Economists are concerned that surging oil prices could adversely affect consumers and possibly devastate an economy that's gaining traction after more than two years in the doldrums.
Weekly retail gasoline prices skyrocketed to $3.19 a gallon, according to the Department of Energy. The price spikes are being driven by the popular revolts spreading across the Middle East.
Daniel O'Connell, vice president of energy at MF Global, said if gas prices continue to accelerate ahead of May, when "driving season" picks up, "it will cripple the economy."
The U.S. weekly average price per gallon was up 54 cents from a year ago, and slightly higher than last week's $3.14. This was the highest weekly price posted during the month of February since 1990, from available data. The most expensive regions again are New England at $3.23 and California at $3.56.
On Tuesday, oil surged to $93.57 in New York trading, up 8.5 percent since Friday's close, the biggest one day jump in nearly three years. Wednesday's price rose anther 2 percent by late morning.
O'Connell said if crude oil does reach the brief high of $147 a barrel from July 2008, then the price of gas could also average $4.11 as it did then. In that scenario, he said consumers and retailers would not be able to absorb the higher gas prices as they did three years ago.
However, O'Connell said he does not suspect gas and oil prices to continue to accelerate for very long.
"It's going way up way too fast," said O'Connell.
And why are gas prices going up?
"In a word: Libya," says petroleum expert Andrew Lipow, president of Lipow Oil Associates in Houston. He has been following gas prices one way or another for more than 30 years.
As protests seemed to subside in Egypt, anti-government unrest continued in Bahrain and Libya.
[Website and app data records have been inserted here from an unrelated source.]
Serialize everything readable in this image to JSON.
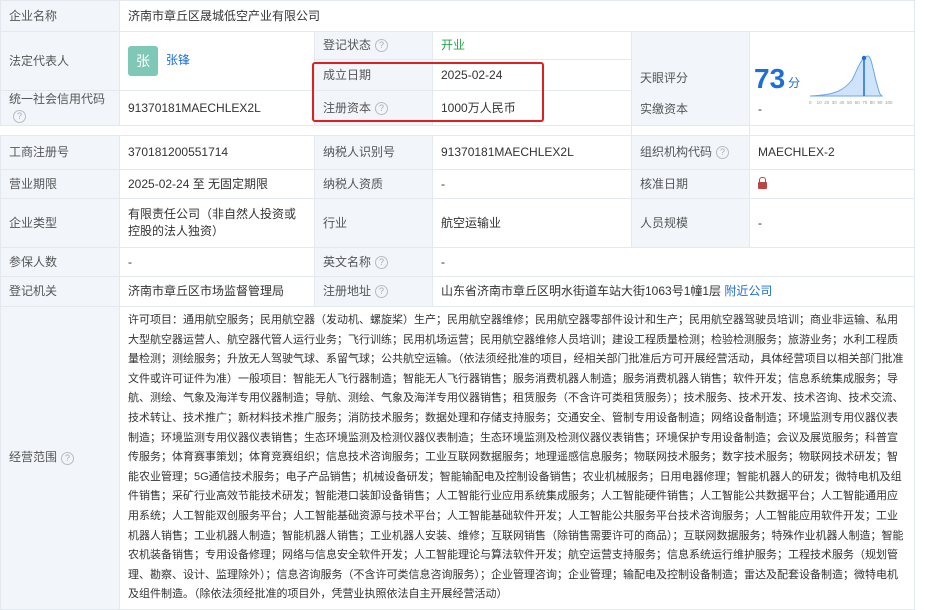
{
  "rows": {
    "company_name": {
      "label": "企业名称",
      "value": "济南市章丘区晟城低空产业有限公司"
    },
    "legal_rep": {
      "label": "法定代表人",
      "avatar_char": "张",
      "name": "张锋"
    },
    "reg_status": {
      "label": "登记状态",
      "value": "开业"
    },
    "tianyan_score": {
      "label": "天眼评分",
      "score": "73",
      "unit": "分"
    },
    "found_date": {
      "label": "成立日期",
      "value": "2025-02-24"
    },
    "reg_capital": {
      "label": "注册资本",
      "value": "1000万人民币"
    },
    "credit_code": {
      "label": "统一社会信用代码",
      "value": "91370181MAECHLEX2L"
    },
    "paid_capital": {
      "label": "实缴资本",
      "value": "-"
    },
    "biz_reg_no": {
      "label": "工商注册号",
      "value": "370181200551714"
    },
    "taxpayer_id": {
      "label": "纳税人识别号",
      "value": "91370181MAECHLEX2L"
    },
    "org_code": {
      "label": "组织机构代码",
      "value": "MAECHLEX-2"
    },
    "biz_term": {
      "label": "营业期限",
      "value": "2025-02-24 至 无固定期限"
    },
    "taxpayer_qual": {
      "label": "纳税人资质",
      "value": "-"
    },
    "approval_date": {
      "label": "核准日期"
    },
    "company_type": {
      "label": "企业类型",
      "value": "有限责任公司（非自然人投资或控股的法人独资）"
    },
    "industry": {
      "label": "行业",
      "value": "航空运输业"
    },
    "staff_size": {
      "label": "人员规模",
      "value": "-"
    },
    "insured": {
      "label": "参保人数",
      "value": "-"
    },
    "english_name": {
      "label": "英文名称",
      "value": "-"
    },
    "reg_authority": {
      "label": "登记机关",
      "value": "济南市章丘区市场监督管理局"
    },
    "reg_address": {
      "label": "注册地址",
      "value": "山东省济南市章丘区明水街道车站大街1063号1幢1层",
      "link": "附近公司"
    },
    "scope": {
      "label": "经营范围",
      "value": "许可项目：通用航空服务；民用航空器（发动机、螺旋桨）生产；民用航空器维修；民用航空器零部件设计和生产；民用航空器驾驶员培训；商业非运输、私用大型航空器运营人、航空器代管人运行业务；飞行训练；民用机场运营；民用航空器维修人员培训；建设工程质量检测；检验检测服务；旅游业务；水利工程质量检测；测绘服务；升放无人驾驶气球、系留气球；公共航空运输。（依法须经批准的项目，经相关部门批准后方可开展经营活动，具体经营项目以相关部门批准文件或许可证件为准）一般项目：智能无人飞行器制造；智能无人飞行器销售；服务消费机器人制造；服务消费机器人销售；软件开发；信息系统集成服务；导航、测绘、气象及海洋专用仪器制造；导航、测绘、气象及海洋专用仪器销售；租赁服务（不含许可类租赁服务）；技术服务、技术开发、技术咨询、技术交流、技术转让、技术推广；新材料技术推广服务；消防技术服务；数据处理和存储支持服务；交通安全、管制专用设备制造；网络设备制造；环境监测专用仪器仪表制造；环境监测专用仪器仪表销售；生态环境监测及检测仪器仪表制造；生态环境监测及检测仪器仪表销售；环境保护专用设备制造；会议及展览服务；科普宣传服务；体育赛事策划；体育竞赛组织；信息技术咨询服务；工业互联网数据服务；地理遥感信息服务；物联网技术服务；数字技术服务；物联网技术研发；智能农业管理；5G通信技术服务；电子产品销售；机械设备研发；智能输配电及控制设备销售；农业机械服务；日用电器修理；智能机器人的研发；微特电机及组件销售；采矿行业高效节能技术研发；智能港口装卸设备销售；人工智能行业应用系统集成服务；人工智能硬件销售；人工智能公共数据平台；人工智能通用应用系统；人工智能双创服务平台；人工智能基础资源与技术平台；人工智能基础软件开发；人工智能公共服务平台技术咨询服务；人工智能应用软件开发；工业机器人销售；工业机器人制造；智能机器人销售；工业机器人安装、维修；互联网销售（除销售需要许可的商品）；互联网数据服务；特殊作业机器人制造；智能农机装备销售；专用设备修理；网络与信息安全软件开发；人工智能理论与算法软件开发；航空运营支持服务；信息系统运行维护服务；工程技术服务（规划管理、勘察、设计、监理除外）；信息咨询服务（不含许可类信息咨询服务）；企业管理咨询；企业管理；输配电及控制设备制造；雷达及配套设备制造；微特电机及组件制造。（除依法须经批准的项目外，凭营业执照依法自主开展经营活动）"
    }
  },
  "score_chart": {
    "x_ticks": [
      "0",
      "10",
      "20",
      "30",
      "40",
      "50",
      "60",
      "70",
      "80",
      "90",
      "100"
    ],
    "colors": {
      "curve_fill": "#cfe3fa",
      "curve_line": "#6aa7ea",
      "highlight": "#1b6fd6"
    }
  },
  "colors": {
    "label_bg": "#f2f6fb",
    "border": "#e4e8ef",
    "highlight_box": "#e02020",
    "link": "#1b6fd6",
    "status": "#2aa64a"
  }
}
In a speech on Tuesday, defiant Libyan strongman Moammar Gadhafi said he maintains control of the country despite the spread of anti-government protests from the city of Benghazi to the capital, Tripoli, yesterday.
Unlike Egypt and Bahrain, Lipow says, Libya is a significant exporter of light sweet crude.
Most of that gets exported to Europe: Italy, Germany, France and Spain. So, how does it affect the United States? We import 40 percent of our crude from Europe, refine it, and then export back to them the distillates, including gasoline and diesel. So, any disruption in Europe gets felt in the 50 states.
"You hear that we import a lot of crude," says Lipow. "And yes, we import about 9 million barrels a day. But less than 1 percent of that comes from Libya. What the oil market is worried about now is, we've seen unrest spread throughout the Middle East -- Morocco, Algeria, Tunis, Egypt. What if that should spread to Saudi Arabia, which accounts for 9 percent of the world's supply? They are the supplier of 11 percent of our crude oil. The market is worried about that supply being disrupted."
Oil prices jumped above $93 a barrel in Asia today amid fears the violent protests in Libya could disrupt crude oil supplies. Weekly gas prices are expected to be released later this afternoon.
"Oil hates uncertainty. It hates political turmoil," says John Hoffmeister, CEO of Citizens for Affordable Energy and the former president of Shell Oil. "And traders will be having customers buy it as quickly as they can to lock in supplies, and that drives the price up."